A brazen air raid by Sri Lanka's rebels over the capital left three dead and 43 wounded before the military was able to shoot down the attacking aircraft, the government said.
Tamil Tiger rebels sent two planes on the surprise raid Friday night before anti-aircraft fire shot both of them out of the sky, the military said.
The rebels said the planes intentionally crashed as part of a suicide attack on two air force installations.
One plane crashed into a government office building in the heart of Colombo, killing the pilot and a bystander and wounding more than 40 others. The other came down in a suburb, killing that pilot as well, the military said.
The raid by the rebels' tiny air wing came amid an all-out army offensive that forced the rebels out of nearly all their strongholds in the north and left them on the brink of defeat in their quarter-century separatist war.
The raid was an embarrassment for the government, which said two weeks ago that it had seized all the rebels' airstrips, effectively grounding their small force of light aircraft.
However, military spokesman Brig. Udaya Nanayakkara said the failure to bomb any strategic targets was a defeat for the Liberation Tigers of Tamil Eelam. The rebels had used a series of successful air attacks in the past to boost their morale and humiliate the government.
"This is the end of the LTTE, that's all I can say," Nanayakkara said.
However, the attack also showed that the rebels were not ready to surrender, despite a military offensive that swept them from their de facto capital of Kilinochchi last month and then pushed them out of the rest of their strongholds and into a shrinking sliver of territory along the northeast coast.
Searchlights in the sky
The air raid started just after 9:30 p.m. The government immediately shut off all power in the capital, and searchlights crisscrossed the sky. Anti-aircraft fire rippled across the city as tracer rounds flew overhead and flares lit up the night.
Anti-aircraft fire hit one of the planes, which crashed into a tax office in the center of the city near the air force headquarters, said the air force spokesman, Wing Commander Janaka Nanayakkara. The crash killed two people, including the pilot, and wounded 43 others, health officials said.
All the front windows of the high-rise building were shattered, and furniture inside was charred and splintered.
"The army started firing, a loud explosion came from that building. Then I saw a big ball of fire," said a security guard who works nearby and gave his name as Ariyatillake.
Military officials at first said a rebel bomb had hit the building, but they later said they were mistaken and the explosion was caused by the crashing plane. An Associated Press photographer at the scene observed authorities removing debris they described as parts of an aircraft.
The second rebel plane was shot down near an air force base in the town of Katunayake, close to the international airport north of Colombo, Janaka Nanayakkara said.
Witnesses at the international airport said they heard explosions and anti-aircraft fire and were herded into the lobby.
Rebels call attack a success
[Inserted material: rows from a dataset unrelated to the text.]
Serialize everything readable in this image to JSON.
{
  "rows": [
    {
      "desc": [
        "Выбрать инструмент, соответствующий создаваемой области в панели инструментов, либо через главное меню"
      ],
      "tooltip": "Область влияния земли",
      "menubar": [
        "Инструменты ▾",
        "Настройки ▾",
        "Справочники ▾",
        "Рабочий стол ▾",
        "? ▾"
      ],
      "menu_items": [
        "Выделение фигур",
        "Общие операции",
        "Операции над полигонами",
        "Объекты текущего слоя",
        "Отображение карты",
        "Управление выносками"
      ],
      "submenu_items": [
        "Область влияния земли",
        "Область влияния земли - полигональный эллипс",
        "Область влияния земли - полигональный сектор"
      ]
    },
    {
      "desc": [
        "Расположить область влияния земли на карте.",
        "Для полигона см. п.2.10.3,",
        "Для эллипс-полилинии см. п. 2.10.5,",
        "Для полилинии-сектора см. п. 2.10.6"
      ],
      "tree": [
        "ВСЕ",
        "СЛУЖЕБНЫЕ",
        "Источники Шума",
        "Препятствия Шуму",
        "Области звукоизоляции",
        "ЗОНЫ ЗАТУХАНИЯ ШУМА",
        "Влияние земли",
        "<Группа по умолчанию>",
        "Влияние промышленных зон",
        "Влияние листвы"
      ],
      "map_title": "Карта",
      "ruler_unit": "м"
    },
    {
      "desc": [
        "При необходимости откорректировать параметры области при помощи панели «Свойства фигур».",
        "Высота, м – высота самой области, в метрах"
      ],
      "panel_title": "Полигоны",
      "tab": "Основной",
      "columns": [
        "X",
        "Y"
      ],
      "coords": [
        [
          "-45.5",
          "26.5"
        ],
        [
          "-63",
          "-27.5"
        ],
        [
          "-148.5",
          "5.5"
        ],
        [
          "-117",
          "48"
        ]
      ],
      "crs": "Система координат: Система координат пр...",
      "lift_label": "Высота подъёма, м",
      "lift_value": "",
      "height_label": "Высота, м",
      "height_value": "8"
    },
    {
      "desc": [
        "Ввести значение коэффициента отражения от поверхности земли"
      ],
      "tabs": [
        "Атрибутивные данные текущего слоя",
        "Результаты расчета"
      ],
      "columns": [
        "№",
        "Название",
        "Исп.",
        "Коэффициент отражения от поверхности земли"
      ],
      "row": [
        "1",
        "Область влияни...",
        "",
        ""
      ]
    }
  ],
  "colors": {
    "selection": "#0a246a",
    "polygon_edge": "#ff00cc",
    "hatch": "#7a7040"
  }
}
The rebels said the raid was a suicide attack on the two air force installations and characterized it as a success, according to the rebel-affiliated TamilNet Web site.
The Web site showed a photo of the two pilots posing with rebel leader Velupillai Prabhakaran, a rebel tradition for those about to carry out suicide attacks.
The attack was the first air raid here since October, when the rebels bombed a power station on the outskirts of the city.
The rebels were believed to have three or four light aircraft, which they have used sporadically to attack military bases and other facilities. The military was not sure how many remained, said Udaya Nanayakkara, the military spokesman.
Their most brazen attack two years ago targeted the air force base next to the airport and killed three airmen. In October 2007, rebel planes pounded an air base in the northern town of Anuradhapura as suicide attackers raided the base from the ground, in an assault that destroyed eight government aircraft.
The Tamil Tigers have been fighting since 1983 for an independent state for minority Tamils after decades of marginalization by the Sinhalese majority. The government has vowed to destroy the group and end the war, which has killed more than 70,000 people.
Friday's air raid came amid rising concern for civilian casualties in the northern war zone.
Human Rights Watch said civilian deaths have skyrocketed in the past two months as government forces indiscriminately shelled the war zone and the rebels fired on families trying to flee.